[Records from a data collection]

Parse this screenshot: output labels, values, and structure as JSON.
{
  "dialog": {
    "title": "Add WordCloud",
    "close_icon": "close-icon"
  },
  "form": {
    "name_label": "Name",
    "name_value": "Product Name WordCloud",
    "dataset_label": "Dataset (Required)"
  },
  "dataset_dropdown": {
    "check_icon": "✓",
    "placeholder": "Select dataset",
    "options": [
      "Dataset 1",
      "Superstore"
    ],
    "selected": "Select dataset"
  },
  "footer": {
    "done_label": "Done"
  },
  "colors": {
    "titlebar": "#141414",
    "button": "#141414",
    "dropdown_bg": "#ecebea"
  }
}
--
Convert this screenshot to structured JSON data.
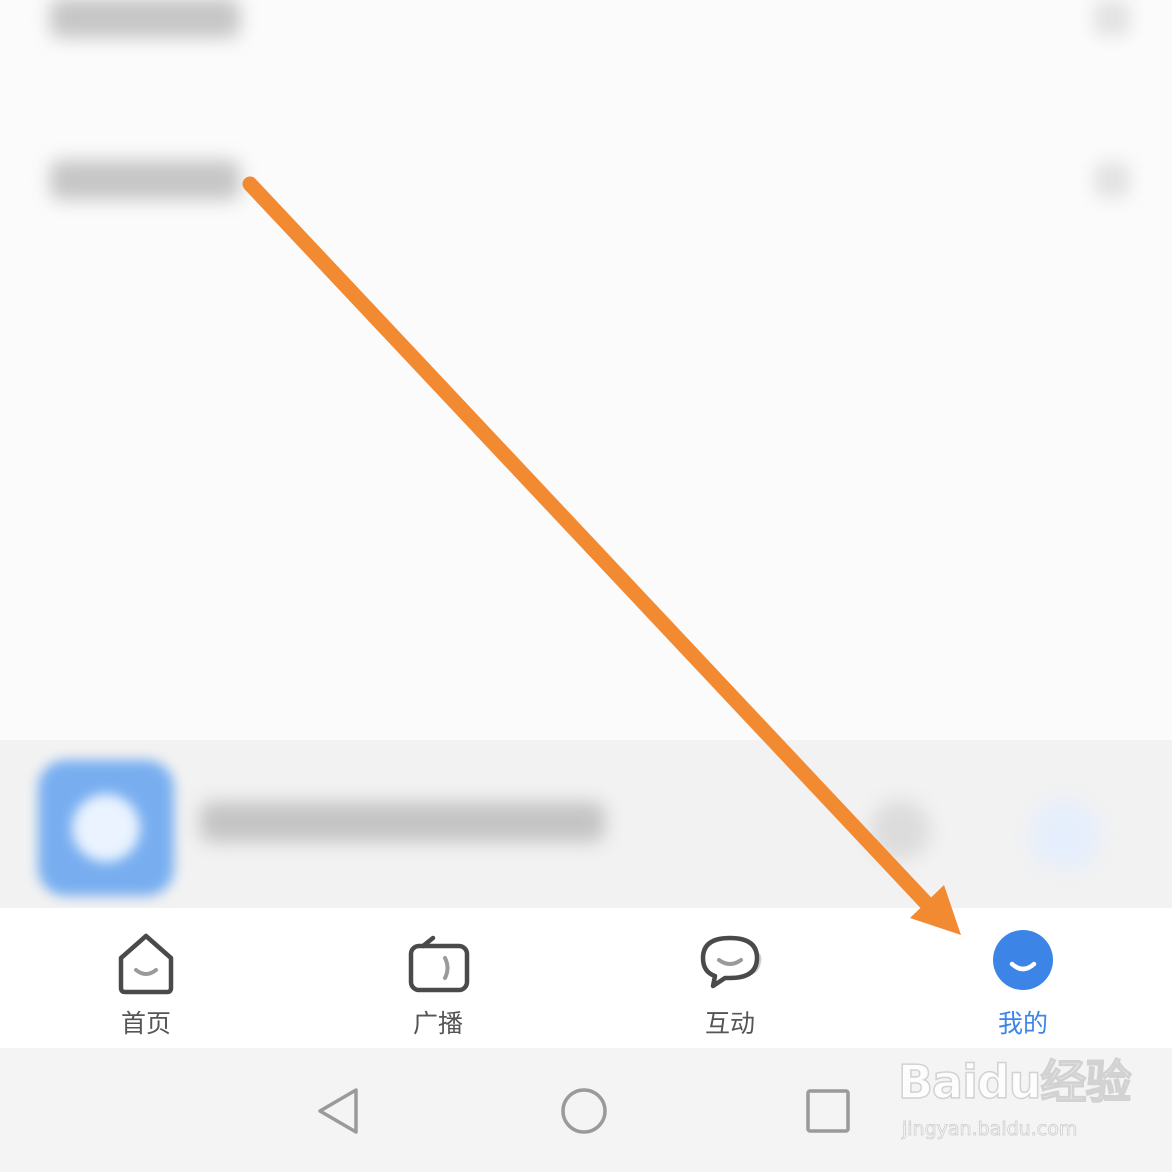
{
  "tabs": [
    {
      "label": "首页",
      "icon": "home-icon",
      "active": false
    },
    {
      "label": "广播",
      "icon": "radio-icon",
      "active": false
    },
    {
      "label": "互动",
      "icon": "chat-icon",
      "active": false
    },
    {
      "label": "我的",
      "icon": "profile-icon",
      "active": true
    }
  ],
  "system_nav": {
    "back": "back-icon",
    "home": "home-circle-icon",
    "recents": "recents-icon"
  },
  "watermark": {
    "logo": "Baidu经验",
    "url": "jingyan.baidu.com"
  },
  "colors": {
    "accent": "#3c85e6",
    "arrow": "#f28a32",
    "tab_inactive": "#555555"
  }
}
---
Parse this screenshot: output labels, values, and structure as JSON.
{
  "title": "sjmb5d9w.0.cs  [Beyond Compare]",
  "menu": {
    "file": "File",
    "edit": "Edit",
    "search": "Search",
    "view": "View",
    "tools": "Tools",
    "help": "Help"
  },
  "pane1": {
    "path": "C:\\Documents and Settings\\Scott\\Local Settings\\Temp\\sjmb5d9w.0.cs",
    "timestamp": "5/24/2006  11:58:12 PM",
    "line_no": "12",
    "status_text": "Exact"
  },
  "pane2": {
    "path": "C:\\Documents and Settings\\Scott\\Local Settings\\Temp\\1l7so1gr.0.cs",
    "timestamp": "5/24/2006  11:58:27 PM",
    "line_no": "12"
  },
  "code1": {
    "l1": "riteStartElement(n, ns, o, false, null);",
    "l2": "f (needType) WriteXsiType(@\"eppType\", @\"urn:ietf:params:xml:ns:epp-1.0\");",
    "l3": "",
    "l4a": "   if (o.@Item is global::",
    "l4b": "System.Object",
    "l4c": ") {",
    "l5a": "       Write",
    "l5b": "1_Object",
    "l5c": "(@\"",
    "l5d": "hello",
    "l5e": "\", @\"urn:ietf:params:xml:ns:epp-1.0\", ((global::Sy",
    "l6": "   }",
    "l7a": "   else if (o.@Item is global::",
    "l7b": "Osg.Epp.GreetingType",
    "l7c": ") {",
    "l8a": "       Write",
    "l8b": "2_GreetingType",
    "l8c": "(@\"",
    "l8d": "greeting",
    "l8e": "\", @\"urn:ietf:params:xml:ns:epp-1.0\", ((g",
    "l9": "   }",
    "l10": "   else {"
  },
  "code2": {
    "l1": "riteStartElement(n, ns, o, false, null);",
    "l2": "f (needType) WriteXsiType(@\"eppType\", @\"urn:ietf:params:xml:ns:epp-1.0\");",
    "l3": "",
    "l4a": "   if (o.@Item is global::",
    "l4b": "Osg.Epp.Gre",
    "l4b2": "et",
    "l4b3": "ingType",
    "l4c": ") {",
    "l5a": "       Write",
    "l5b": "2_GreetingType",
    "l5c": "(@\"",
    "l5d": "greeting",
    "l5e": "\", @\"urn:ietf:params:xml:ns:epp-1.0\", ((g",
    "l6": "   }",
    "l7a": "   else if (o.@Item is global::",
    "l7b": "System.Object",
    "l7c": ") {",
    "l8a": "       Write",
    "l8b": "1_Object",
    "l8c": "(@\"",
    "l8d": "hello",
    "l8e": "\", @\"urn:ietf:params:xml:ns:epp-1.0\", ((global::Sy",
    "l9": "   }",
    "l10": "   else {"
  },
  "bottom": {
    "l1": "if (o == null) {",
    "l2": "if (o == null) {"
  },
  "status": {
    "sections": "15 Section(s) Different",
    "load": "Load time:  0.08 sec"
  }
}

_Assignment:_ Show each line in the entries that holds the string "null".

_Output for this task:_
    "l1": "riteStartElement(n, ns, o, false, null);",
    "l1": "riteStartElement(n, ns, o, false, null);",
    "l1": "if (o == null) {",
    "l2": "if (o == null) {"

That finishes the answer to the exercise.